309 S.E.2d 404

HILLIS v. FIRST NATIONAL BANK OF WAYNESBORO.

66533.

Court of Appeals of Georgia.

Decided October 14, 1983.

Jerry M. Daniel, for appellant.

Preston B. Lewis, Jr., for appellee.

SHULMAN, Chief Judge.

This appeal followed the grant of summary judgment to appellee in an action for a deficiency judgment. Appellant argues that the trial court erred when it granted the motion for summary judgment without holding a hearing thereon. In light of this court's opinion in Premium Distrib. Co. v. Nat. Distrib. Co., 157 Ga. App. 66 (278 SE2d 468), and the somewhat scanty record before us, we are constrained to agree with appellant.

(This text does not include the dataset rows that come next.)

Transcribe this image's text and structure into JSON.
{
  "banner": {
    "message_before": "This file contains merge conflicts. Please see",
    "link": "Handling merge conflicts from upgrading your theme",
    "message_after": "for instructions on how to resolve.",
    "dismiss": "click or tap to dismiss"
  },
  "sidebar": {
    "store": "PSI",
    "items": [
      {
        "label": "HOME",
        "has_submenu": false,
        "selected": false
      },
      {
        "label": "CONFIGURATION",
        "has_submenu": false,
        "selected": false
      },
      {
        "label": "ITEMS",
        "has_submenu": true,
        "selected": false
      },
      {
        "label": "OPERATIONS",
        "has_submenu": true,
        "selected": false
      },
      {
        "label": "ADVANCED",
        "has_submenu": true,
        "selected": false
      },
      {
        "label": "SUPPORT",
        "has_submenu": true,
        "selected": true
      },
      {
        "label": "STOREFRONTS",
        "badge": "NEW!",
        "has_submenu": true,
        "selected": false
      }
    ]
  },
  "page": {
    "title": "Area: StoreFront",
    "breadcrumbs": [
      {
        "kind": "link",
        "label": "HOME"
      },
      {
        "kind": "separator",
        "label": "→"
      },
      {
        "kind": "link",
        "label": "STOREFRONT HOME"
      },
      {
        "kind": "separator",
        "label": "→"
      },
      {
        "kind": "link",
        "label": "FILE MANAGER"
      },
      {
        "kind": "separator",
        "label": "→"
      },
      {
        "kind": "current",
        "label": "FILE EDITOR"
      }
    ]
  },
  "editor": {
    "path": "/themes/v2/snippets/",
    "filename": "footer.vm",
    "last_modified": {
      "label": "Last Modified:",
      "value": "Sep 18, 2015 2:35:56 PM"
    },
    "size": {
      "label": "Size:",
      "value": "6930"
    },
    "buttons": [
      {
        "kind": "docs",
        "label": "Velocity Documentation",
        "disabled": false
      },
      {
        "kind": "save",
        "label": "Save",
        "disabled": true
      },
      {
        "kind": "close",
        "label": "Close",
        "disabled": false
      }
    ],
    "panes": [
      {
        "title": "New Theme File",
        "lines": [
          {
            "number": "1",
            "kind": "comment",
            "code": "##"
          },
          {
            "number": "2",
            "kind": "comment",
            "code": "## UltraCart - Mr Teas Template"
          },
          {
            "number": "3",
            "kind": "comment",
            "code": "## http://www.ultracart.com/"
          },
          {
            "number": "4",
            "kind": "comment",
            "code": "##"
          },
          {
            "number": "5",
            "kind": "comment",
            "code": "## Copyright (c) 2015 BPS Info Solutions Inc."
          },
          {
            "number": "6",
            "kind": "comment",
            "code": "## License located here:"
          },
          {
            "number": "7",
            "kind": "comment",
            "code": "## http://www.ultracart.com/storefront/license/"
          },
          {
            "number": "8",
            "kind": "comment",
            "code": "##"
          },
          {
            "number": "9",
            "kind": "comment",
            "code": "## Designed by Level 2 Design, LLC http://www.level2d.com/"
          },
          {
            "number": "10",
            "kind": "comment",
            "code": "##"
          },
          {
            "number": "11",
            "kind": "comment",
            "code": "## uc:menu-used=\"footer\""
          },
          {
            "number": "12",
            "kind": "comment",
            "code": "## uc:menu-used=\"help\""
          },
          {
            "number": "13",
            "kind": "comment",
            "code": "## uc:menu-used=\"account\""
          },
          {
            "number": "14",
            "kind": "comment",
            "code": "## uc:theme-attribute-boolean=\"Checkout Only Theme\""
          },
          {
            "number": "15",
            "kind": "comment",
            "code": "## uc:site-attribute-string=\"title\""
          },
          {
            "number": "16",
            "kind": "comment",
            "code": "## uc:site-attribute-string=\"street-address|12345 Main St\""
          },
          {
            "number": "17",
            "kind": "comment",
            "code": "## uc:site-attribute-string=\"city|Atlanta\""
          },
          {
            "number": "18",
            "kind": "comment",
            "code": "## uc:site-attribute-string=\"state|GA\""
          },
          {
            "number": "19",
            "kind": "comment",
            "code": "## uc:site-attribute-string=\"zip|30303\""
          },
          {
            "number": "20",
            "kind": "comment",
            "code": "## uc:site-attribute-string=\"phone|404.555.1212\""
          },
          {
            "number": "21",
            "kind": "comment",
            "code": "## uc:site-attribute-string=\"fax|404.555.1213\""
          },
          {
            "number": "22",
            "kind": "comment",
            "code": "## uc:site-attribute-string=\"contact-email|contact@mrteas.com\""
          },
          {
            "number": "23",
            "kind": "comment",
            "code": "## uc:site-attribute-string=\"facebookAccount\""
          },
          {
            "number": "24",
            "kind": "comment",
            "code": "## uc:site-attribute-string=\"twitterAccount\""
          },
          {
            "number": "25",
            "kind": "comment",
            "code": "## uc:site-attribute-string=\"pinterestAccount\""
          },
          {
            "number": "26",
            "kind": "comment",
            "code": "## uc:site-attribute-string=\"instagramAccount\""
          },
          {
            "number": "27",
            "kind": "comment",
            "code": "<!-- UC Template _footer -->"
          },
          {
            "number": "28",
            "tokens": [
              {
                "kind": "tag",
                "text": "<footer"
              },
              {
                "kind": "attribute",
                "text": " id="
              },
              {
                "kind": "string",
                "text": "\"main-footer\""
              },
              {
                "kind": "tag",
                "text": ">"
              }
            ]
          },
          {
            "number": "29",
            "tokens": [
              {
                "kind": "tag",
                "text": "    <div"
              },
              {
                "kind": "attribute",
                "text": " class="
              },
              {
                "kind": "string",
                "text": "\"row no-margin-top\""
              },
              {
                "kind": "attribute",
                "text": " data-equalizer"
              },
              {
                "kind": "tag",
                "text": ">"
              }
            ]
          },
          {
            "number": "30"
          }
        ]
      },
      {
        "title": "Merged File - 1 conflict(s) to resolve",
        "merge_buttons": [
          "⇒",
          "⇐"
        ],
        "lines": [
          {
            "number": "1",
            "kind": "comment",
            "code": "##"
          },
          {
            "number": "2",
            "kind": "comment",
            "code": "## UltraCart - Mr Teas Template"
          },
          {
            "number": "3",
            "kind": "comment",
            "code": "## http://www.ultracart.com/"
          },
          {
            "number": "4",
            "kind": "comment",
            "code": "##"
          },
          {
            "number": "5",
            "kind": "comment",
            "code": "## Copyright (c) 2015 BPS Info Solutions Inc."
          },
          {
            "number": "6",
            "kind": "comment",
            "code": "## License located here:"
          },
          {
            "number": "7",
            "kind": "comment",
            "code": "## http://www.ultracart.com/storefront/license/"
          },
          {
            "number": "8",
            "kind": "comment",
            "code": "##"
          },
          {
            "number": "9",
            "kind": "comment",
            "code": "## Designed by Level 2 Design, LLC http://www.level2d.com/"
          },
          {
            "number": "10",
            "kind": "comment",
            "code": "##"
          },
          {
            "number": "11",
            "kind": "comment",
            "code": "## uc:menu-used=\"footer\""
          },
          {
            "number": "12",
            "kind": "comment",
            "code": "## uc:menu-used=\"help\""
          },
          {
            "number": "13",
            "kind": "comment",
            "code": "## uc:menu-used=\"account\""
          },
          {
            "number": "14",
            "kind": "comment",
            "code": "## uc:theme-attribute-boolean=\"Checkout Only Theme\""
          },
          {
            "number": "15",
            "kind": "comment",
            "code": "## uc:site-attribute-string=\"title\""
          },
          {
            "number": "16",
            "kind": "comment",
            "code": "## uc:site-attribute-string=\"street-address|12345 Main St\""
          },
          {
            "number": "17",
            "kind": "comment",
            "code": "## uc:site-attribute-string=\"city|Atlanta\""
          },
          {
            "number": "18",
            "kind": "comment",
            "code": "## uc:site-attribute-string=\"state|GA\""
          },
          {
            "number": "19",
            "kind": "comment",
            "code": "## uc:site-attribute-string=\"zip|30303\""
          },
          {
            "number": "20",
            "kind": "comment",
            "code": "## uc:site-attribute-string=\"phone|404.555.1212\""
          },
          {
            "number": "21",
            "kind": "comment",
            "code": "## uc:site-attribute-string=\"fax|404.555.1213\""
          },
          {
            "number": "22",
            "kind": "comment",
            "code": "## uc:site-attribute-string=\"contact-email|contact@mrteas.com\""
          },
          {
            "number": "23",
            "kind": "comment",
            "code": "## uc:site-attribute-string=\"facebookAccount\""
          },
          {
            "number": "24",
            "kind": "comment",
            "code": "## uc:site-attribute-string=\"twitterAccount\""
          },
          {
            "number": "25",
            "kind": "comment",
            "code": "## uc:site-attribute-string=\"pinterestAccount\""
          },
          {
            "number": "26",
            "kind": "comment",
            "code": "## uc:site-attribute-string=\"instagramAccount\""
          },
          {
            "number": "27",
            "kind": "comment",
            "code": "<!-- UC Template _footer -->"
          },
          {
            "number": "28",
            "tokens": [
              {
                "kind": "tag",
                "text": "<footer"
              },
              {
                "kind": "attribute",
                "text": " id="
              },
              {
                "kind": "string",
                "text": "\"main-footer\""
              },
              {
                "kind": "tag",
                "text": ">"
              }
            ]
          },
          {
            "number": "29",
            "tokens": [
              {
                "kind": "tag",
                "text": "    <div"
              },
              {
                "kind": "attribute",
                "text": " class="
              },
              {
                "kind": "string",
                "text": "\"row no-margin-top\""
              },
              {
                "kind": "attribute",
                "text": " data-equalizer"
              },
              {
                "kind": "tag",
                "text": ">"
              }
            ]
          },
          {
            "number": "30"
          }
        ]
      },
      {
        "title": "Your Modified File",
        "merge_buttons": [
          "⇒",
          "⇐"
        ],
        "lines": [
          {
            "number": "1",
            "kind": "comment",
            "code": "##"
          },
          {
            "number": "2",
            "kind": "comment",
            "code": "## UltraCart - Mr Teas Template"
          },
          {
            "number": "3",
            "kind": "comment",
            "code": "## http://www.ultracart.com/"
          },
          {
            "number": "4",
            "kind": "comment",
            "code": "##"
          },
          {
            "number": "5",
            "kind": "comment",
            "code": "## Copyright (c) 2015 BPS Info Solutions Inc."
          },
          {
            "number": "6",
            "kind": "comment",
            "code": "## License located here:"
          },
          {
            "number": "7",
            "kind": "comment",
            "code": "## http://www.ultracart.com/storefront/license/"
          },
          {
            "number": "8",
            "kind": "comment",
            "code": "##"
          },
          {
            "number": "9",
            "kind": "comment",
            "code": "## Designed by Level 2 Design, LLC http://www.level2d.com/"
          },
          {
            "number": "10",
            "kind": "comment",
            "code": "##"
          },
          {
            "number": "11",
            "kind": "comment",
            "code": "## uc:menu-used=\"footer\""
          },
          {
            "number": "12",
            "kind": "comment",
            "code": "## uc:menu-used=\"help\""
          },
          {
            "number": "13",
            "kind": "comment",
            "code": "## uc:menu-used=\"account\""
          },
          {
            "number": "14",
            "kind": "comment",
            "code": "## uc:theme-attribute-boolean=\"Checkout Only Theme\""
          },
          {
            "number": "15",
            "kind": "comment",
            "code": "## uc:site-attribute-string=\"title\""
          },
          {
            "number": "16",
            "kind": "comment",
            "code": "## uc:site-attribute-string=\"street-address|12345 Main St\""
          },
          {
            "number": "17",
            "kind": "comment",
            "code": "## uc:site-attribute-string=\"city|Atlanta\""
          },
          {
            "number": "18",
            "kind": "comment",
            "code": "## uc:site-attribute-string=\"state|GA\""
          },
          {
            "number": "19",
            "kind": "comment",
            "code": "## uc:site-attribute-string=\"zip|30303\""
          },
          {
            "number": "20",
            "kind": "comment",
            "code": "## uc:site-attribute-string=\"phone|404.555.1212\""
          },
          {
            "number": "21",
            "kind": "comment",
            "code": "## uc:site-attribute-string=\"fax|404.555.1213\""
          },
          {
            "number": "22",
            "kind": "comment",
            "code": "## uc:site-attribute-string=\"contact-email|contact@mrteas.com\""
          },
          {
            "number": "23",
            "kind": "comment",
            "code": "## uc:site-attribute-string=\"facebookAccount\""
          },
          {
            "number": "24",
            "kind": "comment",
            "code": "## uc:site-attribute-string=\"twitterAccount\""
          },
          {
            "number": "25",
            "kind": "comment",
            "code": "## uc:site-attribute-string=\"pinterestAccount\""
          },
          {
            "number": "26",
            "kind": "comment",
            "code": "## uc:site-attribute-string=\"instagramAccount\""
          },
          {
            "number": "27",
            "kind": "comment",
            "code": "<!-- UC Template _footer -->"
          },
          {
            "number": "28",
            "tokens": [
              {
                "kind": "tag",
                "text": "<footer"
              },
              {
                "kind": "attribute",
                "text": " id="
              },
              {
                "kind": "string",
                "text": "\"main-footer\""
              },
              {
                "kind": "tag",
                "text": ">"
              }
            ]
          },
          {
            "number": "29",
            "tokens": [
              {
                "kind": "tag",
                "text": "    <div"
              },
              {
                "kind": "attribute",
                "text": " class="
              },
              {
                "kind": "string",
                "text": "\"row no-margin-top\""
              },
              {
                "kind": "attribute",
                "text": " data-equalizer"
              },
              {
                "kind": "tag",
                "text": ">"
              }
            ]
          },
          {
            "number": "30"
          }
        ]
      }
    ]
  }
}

It is ascertainable from the record that appellee moved for summary judgment and notified appellant that a hearing on the motion would be held on December 8, 1982, more than 30 days from the date of the motion. Compare Peoples Financial Corp. v. Jones, 134 Ga. App. 649 (215 SE2d 711). In the order which granted summary judgment to appellee, the trial court noted that the motion had come before the court and that the parties had had the opportunity to submit briefs. After examining the pleadings, appellee's affidavit and brief, and the applicable law, the trial court determined that there was no genuine issue of material fact and awarded summary judgment to the movant.

This court has held that OCGA § 9-11-56 (Code Ann. § 81A-156) "requires that a hearing date be set and a hearing conducted before a motion for summary judgment is granted. The failure of a trial court to do so is error . . . The obvious purpose of a hearing on a motion for summary judgment is to provide counsel with an opportunity to persuade the court and to provide the court with an opportunity to interrogate counsel." Premium Distrib. Co. v. Nat. Distrib. Co., supra at 669-670.

The record and the appellate briefs of the parties reflect that, while a hearing on the motion was scheduled and the parties notified, no hearing was actually held. Facts supporting the possibility that the appellant may have waived his right to a hearing are only raised in appellee's brief, which cannot be considered as part of the record on appeal. Columbus Personnel Serv. v. Gachette, 158 Ga. App. 298 (279 SE2d 746). We conclude that the appropriate course of action is to remand the case to the trial court for a determination as to whether *409 appellant waived his right to a hearing on appellee's motion for summary judgment. See Hill Aircraft &c. Corp. v. Planes, Inc., 158 Ga. App. 151 (1) (279 SE2d 250).

In view of the result, the motion for damages for a frivolous appeal made pursuant to OCGA § 5-6-6 (Code Ann. § 6-1801) is hereby denied.

Case remanded with direction. McMurray, P. J., and Birdsong, J., concur.